His presidency was fraught with difficulty and even peril. There was trouble in the Middle East, as hostages had been taken. (They only were released after Carter lost his bid for a second term.) There was stagflation — inflation combined with no increases in wages, so everything had stagnated. I even remember that my parents had to think ahead in order to get gas for their cars, as you could only fill up on even or odd numbered days depending on the last digit in your license plate.

(Things were that bleak.)

Jimmy Carter was mocked, at the time, for wearing a sweater and having a fireside chat. He discussed troubles the way a good man does: directly, honestly, with sympathy and with understanding. This was not a man who believed he was exalted above all others (as so many of our other previous presidents believed, most especially Richard Nixon). Instead, he believed he was one of us, and as such, he could lead by example.

While some don’t appreciate his presidency, most do appreciate him as a person. He’s been called “the most successful ex-president who’s ever lived” (at least, that’s what my grandma called him, and I think she was right), due to his belief in human dignity and kindness.

I admire Jimmy Carter. He has lived his faith, you see, and he has helped others. He has done everything he can, often with little fanfare, to make things better for those who have little to nothing. He has remembered the downtrodden (see his work, again, with Habitat for Humanity), and he has done everything he can to help raise them up.

This is why I urge you all to raise a glass to celebrate Jimmy Carter’s 98th birthday, and to wish him continued good health.
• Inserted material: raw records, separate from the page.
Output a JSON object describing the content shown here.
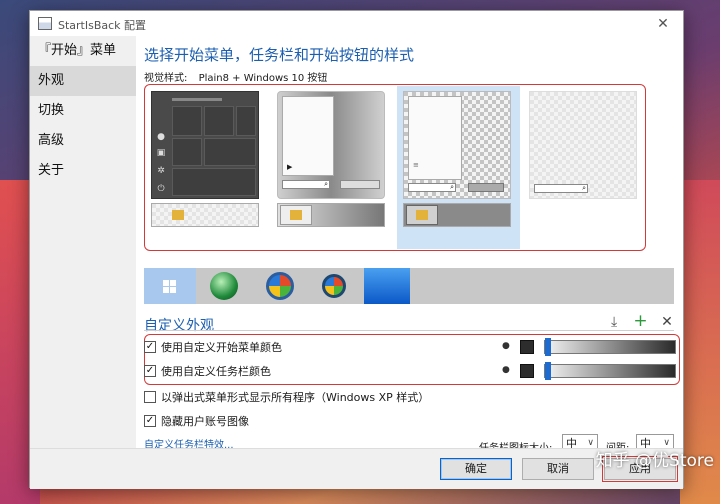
{
  "window": {
    "title": "StartIsBack 配置",
    "close_glyph": "✕"
  },
  "sidebar": {
    "items": [
      {
        "label": "『开始』菜单",
        "active": false
      },
      {
        "label": "外观",
        "active": true
      },
      {
        "label": "切换",
        "active": false
      },
      {
        "label": "高级",
        "active": false
      },
      {
        "label": "关于",
        "active": false
      }
    ]
  },
  "main": {
    "title": "选择开始菜单，任务栏和开始按钮的样式",
    "visual_style_label": "视觉样式:",
    "visual_style_value": "Plain8 + Windows 10 按钮"
  },
  "custom": {
    "title": "自定义外观",
    "tools": {
      "download": "⤓",
      "add": "+",
      "remove": "✕"
    },
    "options": [
      {
        "label": "使用自定义开始菜单颜色",
        "checked": true,
        "check_glyph": "✓"
      },
      {
        "label": "使用自定义任务栏颜色",
        "checked": true,
        "check_glyph": "✓"
      },
      {
        "label": "以弹出式菜单形式显示所有程序（Windows XP 样式）",
        "checked": false,
        "check_glyph": ""
      },
      {
        "label": "隐藏用户账号图像",
        "checked": true,
        "check_glyph": "✓"
      }
    ],
    "drop_glyph": "●",
    "link": "自定义任务栏特效...",
    "icon_size_label": "任务栏图标大小:",
    "icon_size_value": "中",
    "spacing_label": "间距:",
    "spacing_value": "中",
    "select_arrow": "∨"
  },
  "footer": {
    "ok": "确定",
    "cancel": "取消",
    "apply": "应用"
  },
  "watermark": "知乎 @优Store",
  "colors": {
    "accent": "#1c5fb0",
    "highlight_red": "#d23a3a",
    "selection_blue": "#cfe3f7",
    "slider_knob": "#1d6bd1"
  }
}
We need more men like him in this world, to remind us that people — even those in power — can still be good, kind, solid human beings.